Corporations pay tax on their income and then distribute profits as dividends, which are taxed again in the hands of shareholders (with the dividend tax credit available to non-RRSP investors in Canadian companies). Income trusts and REITs, on the other hand, are designed so that income is reported and tax is paid by the investor, not the trust, so there is only a single level of tax.
In most trusts, there is a significant element of tax shelter on cash distributions due to depreciation or similar deductions claimed by the trust. Effectively, the benefit of this shelter will eventually be “recaptured” when the investor sells the trust units, but usually as a capital gain.
If income trusts and REITS are held by an RRSP, these tax benefits will be lost. However, to the extent that distributions from the trust generate taxable income, there will be no current tax to the RRSP either. While loss of tax benefits may make personal ownership preferable, the degree of shelter relative to the taxable income will vary from fund to fund, and may decrease over time, e.g., as assets in the trust become fully depreciated, leaving more ongoing tax exposure. However, flipping such a fund into an RRSP may result in significant tax exposure on the transfer, especially since the cost base of the fund will decrease as shelter is used.
One innovation is the use of funds that effectively bifurcate income trusts into high-tax components (designed for RRSPs) and low-tax units, designed for individual investment.
Options – calls and puts
CRA used to consider the writing of “naked call options” (the short sale of a call option) as being speculative in nature, thus resulting in the taxation of the RRSP on its taxable income for the year.

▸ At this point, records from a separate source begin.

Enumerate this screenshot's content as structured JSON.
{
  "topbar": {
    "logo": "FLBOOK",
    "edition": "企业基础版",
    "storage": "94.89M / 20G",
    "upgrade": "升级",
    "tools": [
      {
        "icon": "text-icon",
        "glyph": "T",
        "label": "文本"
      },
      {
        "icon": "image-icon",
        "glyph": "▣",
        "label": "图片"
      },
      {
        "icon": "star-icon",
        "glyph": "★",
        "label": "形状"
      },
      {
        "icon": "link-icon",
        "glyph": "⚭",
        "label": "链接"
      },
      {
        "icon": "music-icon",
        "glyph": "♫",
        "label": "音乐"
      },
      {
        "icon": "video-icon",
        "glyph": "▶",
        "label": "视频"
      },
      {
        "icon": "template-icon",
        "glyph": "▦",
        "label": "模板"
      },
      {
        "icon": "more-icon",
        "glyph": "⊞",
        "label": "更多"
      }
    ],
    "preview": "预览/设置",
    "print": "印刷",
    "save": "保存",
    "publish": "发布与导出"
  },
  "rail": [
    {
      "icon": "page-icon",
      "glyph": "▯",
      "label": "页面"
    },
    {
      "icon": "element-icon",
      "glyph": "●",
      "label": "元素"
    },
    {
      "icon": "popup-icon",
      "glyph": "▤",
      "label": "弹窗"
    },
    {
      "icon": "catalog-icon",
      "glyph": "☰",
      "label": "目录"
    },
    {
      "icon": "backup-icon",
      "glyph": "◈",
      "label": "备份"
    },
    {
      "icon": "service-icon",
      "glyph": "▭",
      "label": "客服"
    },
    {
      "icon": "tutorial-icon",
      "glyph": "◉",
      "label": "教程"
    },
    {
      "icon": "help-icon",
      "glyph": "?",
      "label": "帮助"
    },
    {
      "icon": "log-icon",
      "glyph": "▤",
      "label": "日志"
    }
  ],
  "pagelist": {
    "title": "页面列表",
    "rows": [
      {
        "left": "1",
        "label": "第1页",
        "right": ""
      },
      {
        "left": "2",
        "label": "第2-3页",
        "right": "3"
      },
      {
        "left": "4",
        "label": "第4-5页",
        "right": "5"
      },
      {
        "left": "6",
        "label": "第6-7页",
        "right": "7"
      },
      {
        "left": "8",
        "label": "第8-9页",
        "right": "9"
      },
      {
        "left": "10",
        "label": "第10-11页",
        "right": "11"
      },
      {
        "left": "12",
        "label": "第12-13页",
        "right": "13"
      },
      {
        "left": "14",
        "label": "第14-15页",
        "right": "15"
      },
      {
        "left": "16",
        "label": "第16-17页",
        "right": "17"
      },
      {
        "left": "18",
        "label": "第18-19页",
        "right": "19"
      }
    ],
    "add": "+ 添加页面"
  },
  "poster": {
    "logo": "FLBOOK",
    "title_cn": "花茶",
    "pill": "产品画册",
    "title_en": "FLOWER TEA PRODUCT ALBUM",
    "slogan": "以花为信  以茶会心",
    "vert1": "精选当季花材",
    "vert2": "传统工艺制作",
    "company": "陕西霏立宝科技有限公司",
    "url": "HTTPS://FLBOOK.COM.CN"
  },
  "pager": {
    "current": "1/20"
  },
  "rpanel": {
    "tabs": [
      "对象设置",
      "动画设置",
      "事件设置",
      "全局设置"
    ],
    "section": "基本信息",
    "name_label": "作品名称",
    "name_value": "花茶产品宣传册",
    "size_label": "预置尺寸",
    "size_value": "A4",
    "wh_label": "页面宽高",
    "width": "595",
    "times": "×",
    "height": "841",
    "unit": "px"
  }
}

However, the amendments to the Income Tax regulations in the fall of 2005 made certain derivatives eligible as qualified investments for your RRSPs. These now include call options, and put options on stocks, currencies, and ETFs. Therefore, purchasing calls (instead of stocks), covered call writing, and purchasing puts instead of selling stocks short are now allowed in RRSPs.
Generally, a qualifying mortgage must be from people whom you deal with at “arm’s length” – so you can’t hold a mortgage from members of your immediate family or an in-law, for example. And if you and your neighbour give each other a mortgage – i.e., in a “criss-cross” arrangement, this could also violate the “arm’s-length” requirement. The mortgage must not exceed the fair market value of the property (other than as a result of a decline in the market after the mortgage was given).
Happily, there’s a second alternative – the RRSP mortgage, which involves having your RRSP make you a loan secured by a mortgage on your home. This can be permissible if the mortgage loan from your RRSP is insured and you pay your RRSP interest at market rates in effect when the RRSP loan is made.
Debt obligations issued by a Canadian corporation or trust are qualified investments, assuming that certain conditions are met. The purpose behind the inclusion of corporate debt was to accommodate investments in debt obligations (more commonly known as asset-backed securities) that are backed by cash flows from pools of loans and other receivables.
Any debt obligation (e.g., bankers’ acceptance, commercial paper, debt of a foreign government) that has an investment grade rating and that is part of a minimum $25 million issuance.
Investment-grade gold and silver bullion, coins, bars, and certificates are qualified investments.. However, these investments must be acquired either from the producer of the investment or from a regulated financial institution.
Previously published in The Fund Library on April 21, 2022, by tax lawyer, Samantha Prasad. Portions of this article first appeared in The TaxLetter, ©2022 by MPL Communications Ltd. Used with permission.